Nabilone for Muscle Twitching and Mood Issues | cannabisMD

Nabilone for Muscle Twitching and Mood Issues

Nabilone for Involuntary Muscle Twitching and Mood Issues in Huntington's

Research has been carried out on treating chorea and irritability from the progressive brain disorder, Huntington’s Disease. Nabilone is a synthetic cannabinoid. It is made in the lab to treat a range of human disorders. Cannabinoids are said to have therapeutic properties in the treatment of Huntington’s.

Here is the full scientific article if you wish to download it.

Cannabinoids are active ingredients found in the marijuana plant (cannabis sativa) and the hemp plant. The most well-known cannabinoids are tetrahydrocannabinol (THC) and cannabinol (CBD). THC is the mind altering chemical in cannabis and that gives the user a “high” when smoked or induced into the body. CBD is purely medicinal and offers bodily homeostasis. The endocannabinoid system consists of two cannabinoid receptors, 1 and 2. Most cannabinoids bind to these receptors and work throughout the body. We will look at how cannabinoids can reduce chorea and irritability in Huntington’s Disease.

Cannabinoids May Be Beneficial in Huntington’s Disease

Huntington’s Disease leads to chorea and neuronal deformities. Psychiatric conditions were discovered in 98% of people in a study. In over 50% of the patients studied, researchers discovered:

  • Dysphoria
  • Agitation
  • Irritability
  • Apathy
  • Anxiety

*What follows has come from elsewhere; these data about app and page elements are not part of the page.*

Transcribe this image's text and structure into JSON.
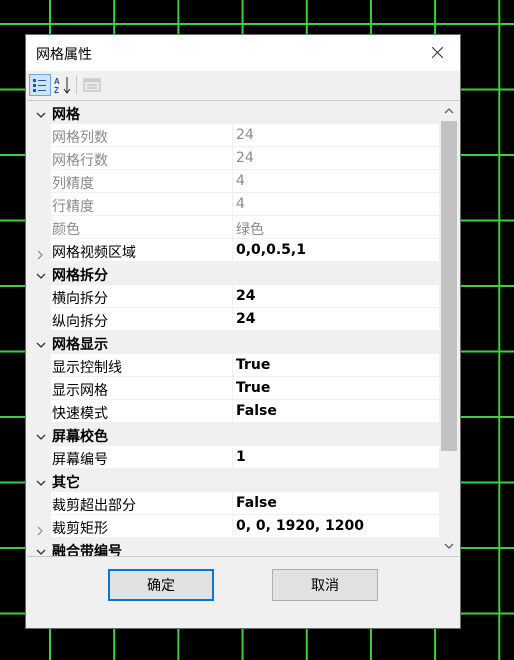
{
  "dialog": {
    "title": "网格属性",
    "close_icon": "close-icon"
  },
  "toolbar": {
    "buttons": [
      {
        "icon": "categorized-view-icon",
        "active": true
      },
      {
        "icon": "sort-alphabetical-icon",
        "active": false
      },
      {
        "icon": "property-pages-icon",
        "active": false,
        "disabled": true
      }
    ]
  },
  "property_grid": {
    "categories": [
      {
        "label": "网格",
        "expanded": true,
        "properties": [
          {
            "name": "网格列数",
            "value": "24",
            "readonly": true
          },
          {
            "name": "网格行数",
            "value": "24",
            "readonly": true
          },
          {
            "name": "列精度",
            "value": "4",
            "readonly": true
          },
          {
            "name": "行精度",
            "value": "4",
            "readonly": true
          },
          {
            "name": "颜色",
            "value": "绿色",
            "readonly": true
          },
          {
            "name": "网格视频区域",
            "value": "0,0,0.5,1",
            "readonly": false,
            "expandable": true
          }
        ]
      },
      {
        "label": "网格拆分",
        "expanded": true,
        "properties": [
          {
            "name": "横向拆分",
            "value": "24",
            "readonly": false
          },
          {
            "name": "纵向拆分",
            "value": "24",
            "readonly": false
          }
        ]
      },
      {
        "label": "网格显示",
        "expanded": true,
        "properties": [
          {
            "name": "显示控制线",
            "value": "True",
            "readonly": false
          },
          {
            "name": "显示网格",
            "value": "True",
            "readonly": false
          },
          {
            "name": "快速模式",
            "value": "False",
            "readonly": false
          }
        ]
      },
      {
        "label": "屏幕校色",
        "expanded": true,
        "properties": [
          {
            "name": "屏幕编号",
            "value": "1",
            "readonly": false
          }
        ]
      },
      {
        "label": "其它",
        "expanded": true,
        "properties": [
          {
            "name": "裁剪超出部分",
            "value": "False",
            "readonly": false
          },
          {
            "name": "裁剪矩形",
            "value": "0, 0, 1920, 1200",
            "readonly": false,
            "expandable": true
          }
        ]
      },
      {
        "label": "融合带编号",
        "expanded": true,
        "properties": []
      }
    ]
  },
  "buttons": {
    "ok_label": "确定",
    "cancel_label": "取消"
  },
  "colors": {
    "background": "#000000",
    "grid_line": "#3ecf3e",
    "accent": "#0078d7",
    "readonly_text": "#8a8a8a"
  }
}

Many researchers believe cannabinoids could have a successful impact on the symptoms of Huntington’s Disease, specifically on choreatic motility. Choreatic motility is a symptom of many diseases of the nervous system and appears as jerky, involuntary body movements. Chorea gravidarum is a temporary form of chorea. It is rare and happens during the first trimester of pregnancy. It comes with bilateral involuntary movements and often slurred speech. Cannabis may offer treatment of chorea in movement disorders.

Beyond the potential symptomatic alleviation for Huntington’s Disease, there are some reportings that cannabinoids may have a neuro-security impact. This impact could prevent the signs of striatal neuron death. Striatal neurons are in the forebrain and dictate motor planning.

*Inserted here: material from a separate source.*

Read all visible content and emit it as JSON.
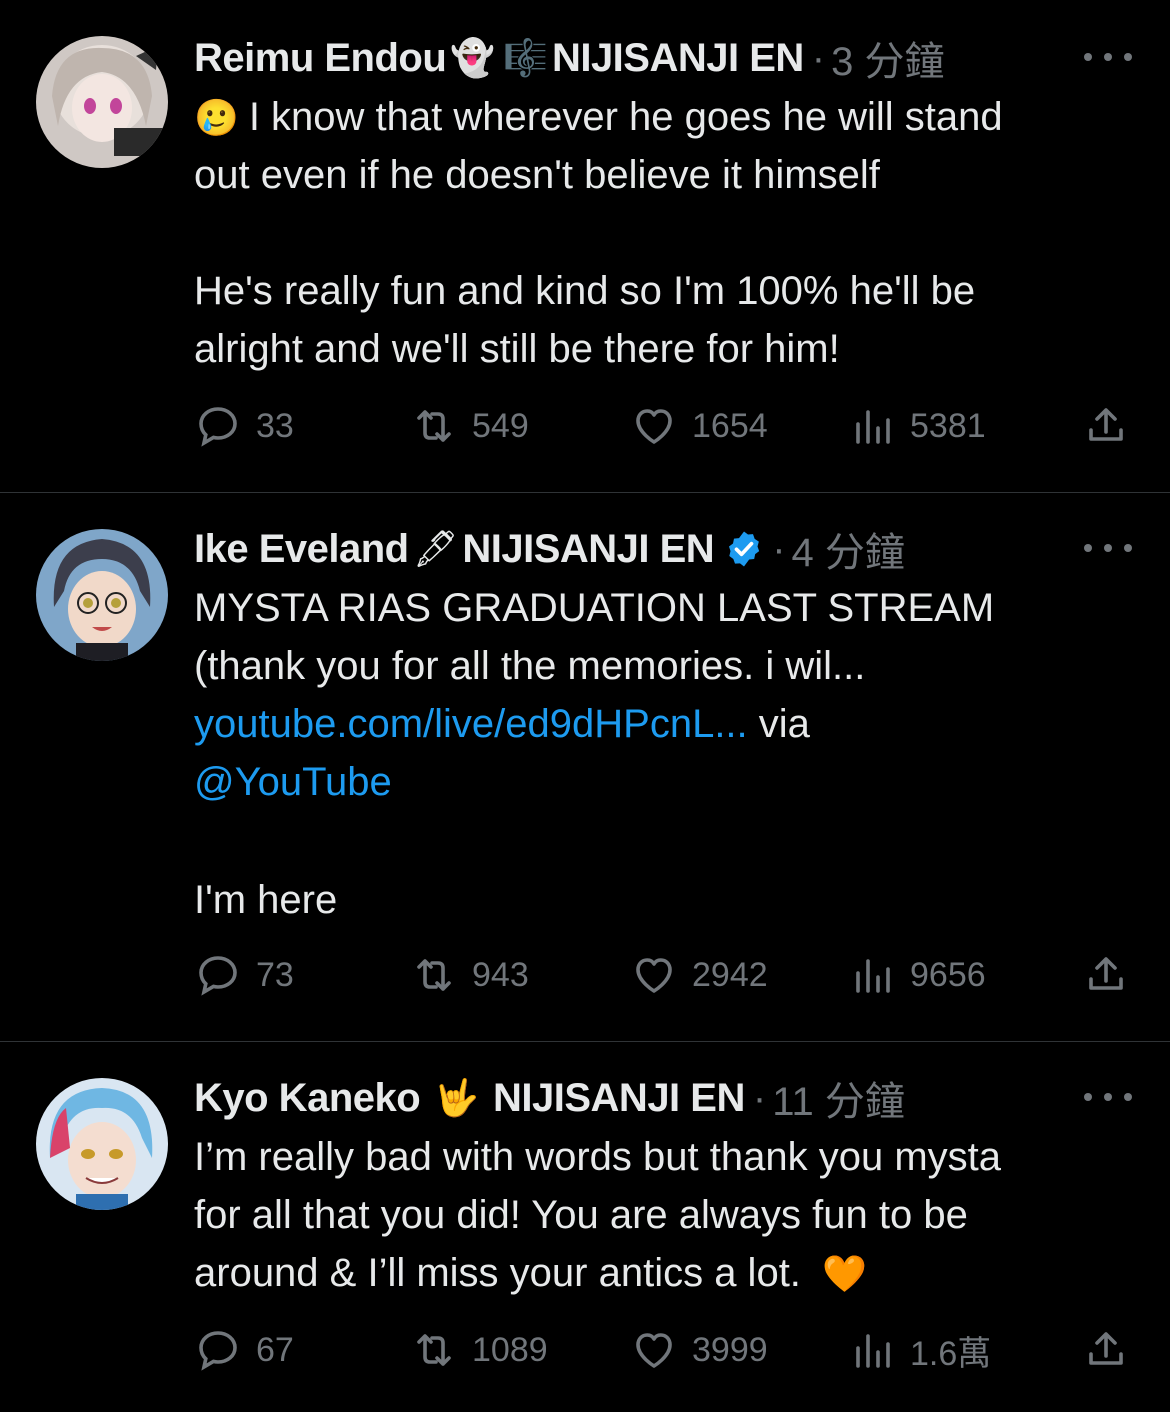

To date there are only two sources that promote the application of cannabinoids in Huntington’s disease. Cannabidiol, a nonpsychoactive cannabinoid, had no impact on chorea seriousness in 15 subjects. In one lone subject, single administrative concentration, unmediated open clinical experiment applying nabilone, 1.5mg, the chorea decreased massively. Researchers documented a case study of a woman with irritability. Her mood improved from the use of synthetic cannabinoid products. This enhancement was controlled with nabilone.

Case Study

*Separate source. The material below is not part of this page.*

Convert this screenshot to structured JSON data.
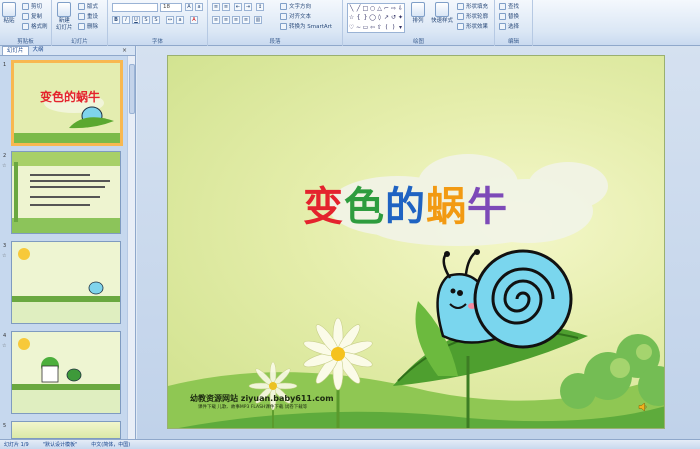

The subject was a 43-year-old female who died in December 2003. She had signs of Huntington’s Disease at the young age of 24. She quickly developed personality changes. In 1995, her husband reported difficulties caring for his wife. These difficulties were related to personality changes from her illness. In 2001, her husband started to administer marijuana to her.

Cannabis seemed to improve her mood and she started cooperating in situations, like using the wheelchair harness. In December 2001, the doctor prescribed nabilone, a synthetic 9-keto cannabinoid. The subject begin to use nabilone, 1mg daily. The husband and the nursing home staff reported improvements in behavior and mood. They also reported a decrease of chorea from the use of cannabis and synthetic cannabinoids. Given her medical history and the life-threatening nature of her illness, cannabinoids were only able to extend her life and offer her some comfort.

If you are interested in cannabis-based treatment for Huntington’s or any other disease, speak to the appropriate health care providers. Do not start a treatment plan on your own. In the U.S., cannabis laws vary by state. Be sure to check the law so you are not partaking in illegal activity.

Jonathan Neilly
Jonathan Neilly
Jonathan Neilly is registered with the British Psychological Society, breaking the taboo on mental health issues is one of the driving forces in his life. His background in biomedicine gives him additional understanding of the factors that work together to influence the human condition.

Leave a Reply

Your email address will not be published. Required fields are marked *